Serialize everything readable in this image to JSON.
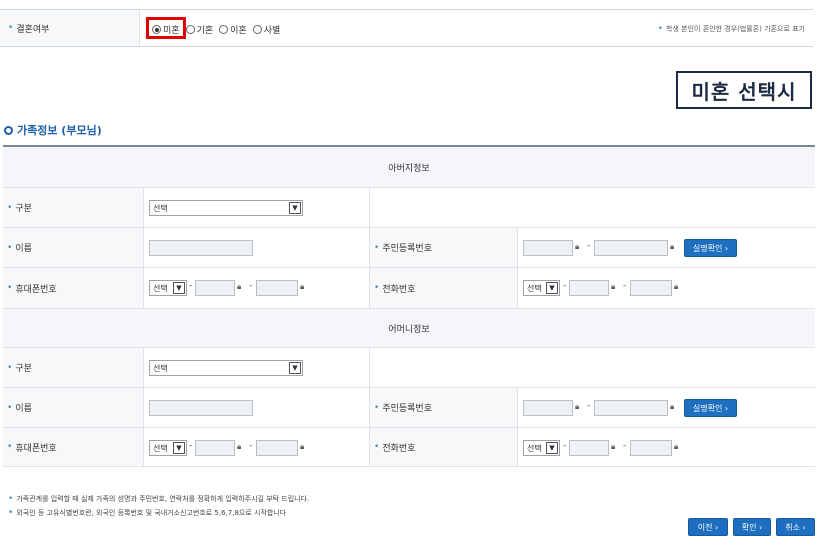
{
  "marital": {
    "label": "결혼여부",
    "options": [
      "미혼",
      "기혼",
      "이혼",
      "사별"
    ],
    "selected": "미혼",
    "note": "학생 본인이 혼인한 경우(법률혼) 기혼으로 표기"
  },
  "callout": "미혼 선택시",
  "section_title": "가족정보 (부모님)",
  "father": {
    "header": "아버지정보",
    "category_label": "구분",
    "category_value": "선택",
    "name_label": "이름",
    "rrn_label": "주민등록번호",
    "verify_button": "실명확인",
    "mobile_label": "휴대폰번호",
    "mobile_prefix": "선택",
    "phone_label": "전화번호",
    "phone_prefix": "선택"
  },
  "mother": {
    "header": "어머니정보",
    "category_label": "구분",
    "category_value": "선택",
    "name_label": "이름",
    "rrn_label": "주민등록번호",
    "verify_button": "실명확인",
    "mobile_label": "휴대폰번호",
    "mobile_prefix": "선택",
    "phone_label": "전화번호",
    "phone_prefix": "선택"
  },
  "notes": [
    "가족관계를 입력할 때 실제 가족의 성명과 주민번호, 연락처를 정확하게 입력하주시길 부탁 드립니다.",
    "외국인 등 고유식별번호란, 외국인 등록번호 및 국내거소신고번호로 5,6,7,8으로 시작합니다"
  ],
  "buttons": {
    "prev": "이전",
    "confirm": "확인",
    "cancel": "취소"
  },
  "dash": "-",
  "chevron": "›",
  "colors": {
    "accent": "#1f6fc0",
    "highlight": "#e00000"
  }
}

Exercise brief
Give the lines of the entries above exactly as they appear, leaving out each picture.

Result for this task
Serialize everything readable in this image to JSON.
{
  "marital": {
    "label": "결혼여부",
    "options": [
      "미혼",
      "기혼",
      "이혼",
      "사별"
    ],
    "selected": "미혼",
    "note": "학생 본인이 혼인한 경우(법률혼) 기혼으로 표기"
  },
  "callout": "미혼 선택시",
  "section_title": "가족정보 (부모님)",
  "father": {
    "header": "아버지정보",
    "category_label": "구분",
    "category_value": "선택",
    "name_label": "이름",
    "rrn_label": "주민등록번호",
    "verify_button": "실명확인",
    "mobile_label": "휴대폰번호",
    "mobile_prefix": "선택",
    "phone_label": "전화번호",
    "phone_prefix": "선택"
  },
  "mother": {
    "header": "어머니정보",
    "category_label": "구분",
    "category_value": "선택",
    "name_label": "이름",
    "rrn_label": "주민등록번호",
    "verify_button": "실명확인",
    "mobile_label": "휴대폰번호",
    "mobile_prefix": "선택",
    "phone_label": "전화번호",
    "phone_prefix": "선택"
  },
  "notes": [
    "가족관계를 입력할 때 실제 가족의 성명과 주민번호, 연락처를 정확하게 입력하주시길 부탁 드립니다.",
    "외국인 등 고유식별번호란, 외국인 등록번호 및 국내거소신고번호로 5,6,7,8으로 시작합니다"
  ],
  "buttons": {
    "prev": "이전",
    "confirm": "확인",
    "cancel": "취소"
  },
  "dash": "-",
  "chevron": "›",
  "colors": {
    "accent": "#1f6fc0",
    "highlight": "#e00000"
  }
}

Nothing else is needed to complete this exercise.